Last week, I wrote about how the idea of “passion” can overwhelm us into unrealistic future prospects. I actually got some good feedback from readers, which leads me to believe that I am certainly not the only one with this experience.
But if you’re a high school student – or otherwise at the threshold of choosing a career – you might wonder, WHERE DOES THAT LEAVE ME? If you have been told your whole life that you need simply to do what you love (and you’ll “never work a day in your life”, yada yada yada), you might not know HOW else to choose a path forward.
My suggestion? Ye ole’ trusty mindmap.
Many of ours (mine included) may have looked something like this:
When in reality, it probably should have looked something like this: Continue reading
It’s hard for me to admit this, but a week has actually passed where I did not enjoy work.
This week I switched over to the other hospital in our complex. I’m technically doing internship at two hospitals, so now that I have completed two months in O&G at the one, it’s time to do two months in O&G at the other. And… it’s not the same. The one is an inner-city hospital, the other is a more rural hospital.
But the differences don’t end there. Continue reading
I had the pleasure of visiting my old high school recently to talk to some of the Matrics about life, their final year of school and their future plans in general. I spoke at length about what I call the Passion Deception. It sounds like a bit of a downer but to be honest, it’s real talk and the more I think about it, the more it makes sense.
I feel like many talented youngsters have a pressing desire to do a job that makes them “tick”, and they are taught (myself included) from a young age that the profession you choose should be one you feel passionate about. I can understand why we tell people that too: talented youngsters can often do anything they want to, so “passion” becomes a good indicator of what to leave and what to dive into. Continue reading
I run because once upon a time I was told that there were two kinds of people: people with brains and people with brawn and that I was the former and that it precluded me from physical activity of worth. I run because although it was meant to be a good thing – brains – it made me feel restricted, faulty, half-human.
I run because I reject the dichotomy. I run because when I am working long shifts and saving lives and keeping the economy afloat (I like to flatter myself) it is not just my brain, but also my body doing it.
Last year’s Vascular Surgery rotation gave rise to a lot of horror stories and concurrent lessons in medicine for me. I will never forget that week. It was my last week of taking PEP, so I was feeling gross already. The last Friday of the rotation was Valentine’s Day and by then, we were a miserable bunch of students (our superiors were miserable all week long).
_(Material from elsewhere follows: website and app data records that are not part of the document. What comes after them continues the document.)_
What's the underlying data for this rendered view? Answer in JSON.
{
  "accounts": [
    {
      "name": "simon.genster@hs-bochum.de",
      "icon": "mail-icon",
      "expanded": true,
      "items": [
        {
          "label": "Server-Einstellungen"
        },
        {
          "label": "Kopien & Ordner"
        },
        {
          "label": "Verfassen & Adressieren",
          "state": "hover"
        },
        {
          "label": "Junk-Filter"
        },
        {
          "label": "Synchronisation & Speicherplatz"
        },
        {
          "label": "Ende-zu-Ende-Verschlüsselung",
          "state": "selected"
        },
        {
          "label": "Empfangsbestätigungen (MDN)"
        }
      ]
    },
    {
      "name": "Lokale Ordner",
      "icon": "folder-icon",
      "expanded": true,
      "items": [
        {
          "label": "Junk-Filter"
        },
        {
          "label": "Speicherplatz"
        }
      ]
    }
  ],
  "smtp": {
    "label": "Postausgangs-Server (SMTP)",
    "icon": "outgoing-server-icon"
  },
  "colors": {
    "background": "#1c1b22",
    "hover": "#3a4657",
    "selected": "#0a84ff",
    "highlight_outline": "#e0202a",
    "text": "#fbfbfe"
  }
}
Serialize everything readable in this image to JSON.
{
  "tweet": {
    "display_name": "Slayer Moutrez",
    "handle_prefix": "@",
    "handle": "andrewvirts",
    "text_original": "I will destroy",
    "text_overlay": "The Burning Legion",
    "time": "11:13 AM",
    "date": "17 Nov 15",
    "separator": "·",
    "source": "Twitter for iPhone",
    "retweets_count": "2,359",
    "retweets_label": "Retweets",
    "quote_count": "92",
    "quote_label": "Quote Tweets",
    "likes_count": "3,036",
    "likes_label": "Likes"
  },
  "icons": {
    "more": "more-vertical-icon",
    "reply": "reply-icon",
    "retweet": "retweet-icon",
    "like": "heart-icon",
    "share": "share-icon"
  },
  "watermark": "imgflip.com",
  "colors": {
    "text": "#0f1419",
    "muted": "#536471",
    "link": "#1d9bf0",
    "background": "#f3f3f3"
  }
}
A short post to share a song you probably already know:
I first heard Superheroes by The Script sometime last year and it pretty much had me in tears. Granted, it’s probably the combination of the Sowetan setting of the music video and the absolutely heartbreaking plus uplifting subject matter (how’s that for messing with your emotions?). Continue reading
There have been a few times in the last year that I was ashamed of myself.
In this particular case, I was on Vascular Surgery Week. It is one of our toughest weeks of Student Internship. We started the day at 07:00 and never left earlier than 21:00 that whole week. The days were incredibly busy and filled with terrible rotting appendages. In addition, the doctors we worked with were just awful and never really taught us anything. Such hours seem harder when you are a student. So… I was in a pretty bad mood.